▸ Data listing:
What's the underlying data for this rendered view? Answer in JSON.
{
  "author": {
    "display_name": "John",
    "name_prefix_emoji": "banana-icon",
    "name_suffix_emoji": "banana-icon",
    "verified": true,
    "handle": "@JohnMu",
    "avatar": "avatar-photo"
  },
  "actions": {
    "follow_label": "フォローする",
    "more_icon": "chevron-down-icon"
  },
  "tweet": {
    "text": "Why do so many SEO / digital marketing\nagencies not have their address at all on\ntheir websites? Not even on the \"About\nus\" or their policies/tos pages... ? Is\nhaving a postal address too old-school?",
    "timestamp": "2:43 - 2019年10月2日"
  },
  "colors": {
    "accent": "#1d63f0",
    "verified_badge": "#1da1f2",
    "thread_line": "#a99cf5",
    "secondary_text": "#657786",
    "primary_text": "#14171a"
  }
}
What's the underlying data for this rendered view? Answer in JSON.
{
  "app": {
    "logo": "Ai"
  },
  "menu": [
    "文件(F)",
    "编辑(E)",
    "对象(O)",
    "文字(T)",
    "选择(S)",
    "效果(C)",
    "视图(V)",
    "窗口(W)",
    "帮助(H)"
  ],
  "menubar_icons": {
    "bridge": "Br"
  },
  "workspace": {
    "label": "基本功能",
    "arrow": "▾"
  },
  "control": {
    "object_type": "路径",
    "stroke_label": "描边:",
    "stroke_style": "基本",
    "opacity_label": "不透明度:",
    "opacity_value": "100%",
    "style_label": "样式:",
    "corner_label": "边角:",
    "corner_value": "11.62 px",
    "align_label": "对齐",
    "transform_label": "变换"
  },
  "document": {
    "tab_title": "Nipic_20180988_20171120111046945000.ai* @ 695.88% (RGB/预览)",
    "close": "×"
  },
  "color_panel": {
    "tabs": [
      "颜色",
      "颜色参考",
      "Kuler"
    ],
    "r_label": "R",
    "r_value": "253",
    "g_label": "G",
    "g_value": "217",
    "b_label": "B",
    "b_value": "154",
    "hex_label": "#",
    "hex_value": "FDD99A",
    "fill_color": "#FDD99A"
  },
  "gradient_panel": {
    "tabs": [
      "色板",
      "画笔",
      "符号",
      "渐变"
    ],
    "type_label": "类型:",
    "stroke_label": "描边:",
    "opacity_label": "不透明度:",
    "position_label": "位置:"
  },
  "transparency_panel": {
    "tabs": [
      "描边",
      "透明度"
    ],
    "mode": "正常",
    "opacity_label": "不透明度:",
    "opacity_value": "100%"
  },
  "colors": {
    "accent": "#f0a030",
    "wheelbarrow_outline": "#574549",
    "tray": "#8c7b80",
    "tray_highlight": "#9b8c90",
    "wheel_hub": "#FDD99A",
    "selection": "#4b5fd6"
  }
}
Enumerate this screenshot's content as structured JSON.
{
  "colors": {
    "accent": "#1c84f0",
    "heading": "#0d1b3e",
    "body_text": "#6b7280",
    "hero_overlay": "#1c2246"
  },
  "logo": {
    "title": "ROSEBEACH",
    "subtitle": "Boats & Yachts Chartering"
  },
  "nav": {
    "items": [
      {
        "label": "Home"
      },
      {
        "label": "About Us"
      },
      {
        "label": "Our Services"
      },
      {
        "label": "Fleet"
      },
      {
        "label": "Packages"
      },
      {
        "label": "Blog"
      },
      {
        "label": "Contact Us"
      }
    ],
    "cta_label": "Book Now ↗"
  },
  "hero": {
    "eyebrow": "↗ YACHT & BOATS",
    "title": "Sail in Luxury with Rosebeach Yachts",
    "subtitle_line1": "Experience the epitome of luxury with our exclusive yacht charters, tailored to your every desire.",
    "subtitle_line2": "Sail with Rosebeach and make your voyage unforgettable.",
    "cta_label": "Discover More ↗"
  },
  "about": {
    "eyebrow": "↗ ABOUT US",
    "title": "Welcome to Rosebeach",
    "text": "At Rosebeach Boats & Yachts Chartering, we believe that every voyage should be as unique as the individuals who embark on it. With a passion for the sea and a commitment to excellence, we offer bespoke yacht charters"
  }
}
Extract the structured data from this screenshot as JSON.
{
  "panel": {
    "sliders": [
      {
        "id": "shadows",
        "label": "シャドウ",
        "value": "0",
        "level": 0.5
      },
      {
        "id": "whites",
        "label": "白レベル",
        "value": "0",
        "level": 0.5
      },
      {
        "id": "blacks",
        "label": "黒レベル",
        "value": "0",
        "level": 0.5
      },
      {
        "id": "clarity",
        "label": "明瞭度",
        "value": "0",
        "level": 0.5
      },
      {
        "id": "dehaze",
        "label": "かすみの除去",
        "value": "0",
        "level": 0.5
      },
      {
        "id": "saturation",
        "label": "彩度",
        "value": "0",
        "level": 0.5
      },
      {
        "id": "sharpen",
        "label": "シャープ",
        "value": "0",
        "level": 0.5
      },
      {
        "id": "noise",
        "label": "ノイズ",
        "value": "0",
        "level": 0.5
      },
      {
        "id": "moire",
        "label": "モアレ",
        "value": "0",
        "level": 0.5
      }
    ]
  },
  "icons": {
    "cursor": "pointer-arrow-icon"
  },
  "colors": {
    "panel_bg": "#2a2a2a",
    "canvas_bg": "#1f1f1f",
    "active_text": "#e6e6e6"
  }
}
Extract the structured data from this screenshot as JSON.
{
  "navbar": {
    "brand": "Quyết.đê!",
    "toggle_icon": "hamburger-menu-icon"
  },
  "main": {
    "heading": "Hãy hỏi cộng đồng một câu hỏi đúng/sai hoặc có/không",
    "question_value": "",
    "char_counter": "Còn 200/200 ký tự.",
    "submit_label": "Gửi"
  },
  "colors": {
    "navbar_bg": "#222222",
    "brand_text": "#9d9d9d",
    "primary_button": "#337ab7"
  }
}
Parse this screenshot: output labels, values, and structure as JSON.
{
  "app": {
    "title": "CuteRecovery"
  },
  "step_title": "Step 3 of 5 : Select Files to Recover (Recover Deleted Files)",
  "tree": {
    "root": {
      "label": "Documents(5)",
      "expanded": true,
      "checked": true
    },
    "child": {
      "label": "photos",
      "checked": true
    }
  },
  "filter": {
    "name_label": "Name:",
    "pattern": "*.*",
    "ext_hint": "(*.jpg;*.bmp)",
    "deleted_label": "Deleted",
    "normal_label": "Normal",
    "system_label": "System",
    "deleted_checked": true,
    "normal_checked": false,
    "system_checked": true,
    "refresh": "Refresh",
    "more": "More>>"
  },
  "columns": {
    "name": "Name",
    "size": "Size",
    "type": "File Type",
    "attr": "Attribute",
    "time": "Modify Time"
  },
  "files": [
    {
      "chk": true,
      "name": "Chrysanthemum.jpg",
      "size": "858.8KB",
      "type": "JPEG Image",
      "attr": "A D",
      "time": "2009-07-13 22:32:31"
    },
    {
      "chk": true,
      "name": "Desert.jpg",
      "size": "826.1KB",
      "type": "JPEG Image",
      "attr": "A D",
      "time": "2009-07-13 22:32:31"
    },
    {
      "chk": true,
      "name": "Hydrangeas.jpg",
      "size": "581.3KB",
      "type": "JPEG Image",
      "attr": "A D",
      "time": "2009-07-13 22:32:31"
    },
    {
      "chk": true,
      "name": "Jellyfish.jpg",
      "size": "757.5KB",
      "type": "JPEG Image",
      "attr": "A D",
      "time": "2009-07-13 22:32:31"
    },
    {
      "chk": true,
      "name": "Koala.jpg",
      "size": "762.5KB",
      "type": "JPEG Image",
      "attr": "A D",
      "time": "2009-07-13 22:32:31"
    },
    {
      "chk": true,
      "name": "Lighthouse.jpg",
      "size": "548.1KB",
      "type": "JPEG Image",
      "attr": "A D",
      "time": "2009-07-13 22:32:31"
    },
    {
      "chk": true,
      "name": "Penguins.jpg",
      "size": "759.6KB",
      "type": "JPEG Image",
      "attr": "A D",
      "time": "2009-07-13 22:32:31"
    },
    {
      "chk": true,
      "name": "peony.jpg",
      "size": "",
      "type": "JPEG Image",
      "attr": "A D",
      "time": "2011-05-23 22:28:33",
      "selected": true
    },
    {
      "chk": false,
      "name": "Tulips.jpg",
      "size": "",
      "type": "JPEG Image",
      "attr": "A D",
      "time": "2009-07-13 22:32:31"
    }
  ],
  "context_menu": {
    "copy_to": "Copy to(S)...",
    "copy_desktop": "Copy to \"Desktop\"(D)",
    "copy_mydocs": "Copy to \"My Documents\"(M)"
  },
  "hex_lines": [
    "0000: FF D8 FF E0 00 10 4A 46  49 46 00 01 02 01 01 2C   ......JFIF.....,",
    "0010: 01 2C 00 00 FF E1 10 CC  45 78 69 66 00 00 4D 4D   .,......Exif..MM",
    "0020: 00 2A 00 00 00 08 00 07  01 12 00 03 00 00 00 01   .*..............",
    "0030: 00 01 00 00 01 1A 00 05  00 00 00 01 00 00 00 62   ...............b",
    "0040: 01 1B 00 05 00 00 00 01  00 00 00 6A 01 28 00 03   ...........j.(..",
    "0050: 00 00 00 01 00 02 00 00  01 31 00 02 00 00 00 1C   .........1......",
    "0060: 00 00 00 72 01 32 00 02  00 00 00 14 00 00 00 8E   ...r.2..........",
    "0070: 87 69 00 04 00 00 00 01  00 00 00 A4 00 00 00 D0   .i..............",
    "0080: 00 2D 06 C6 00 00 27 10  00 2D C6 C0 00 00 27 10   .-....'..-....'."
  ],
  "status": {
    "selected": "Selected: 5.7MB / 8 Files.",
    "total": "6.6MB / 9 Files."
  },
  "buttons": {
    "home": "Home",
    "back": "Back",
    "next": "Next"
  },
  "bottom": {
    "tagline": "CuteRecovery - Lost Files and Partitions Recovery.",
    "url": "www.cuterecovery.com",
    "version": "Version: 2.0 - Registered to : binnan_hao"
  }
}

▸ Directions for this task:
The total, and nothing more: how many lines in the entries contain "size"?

▸ Response area:
10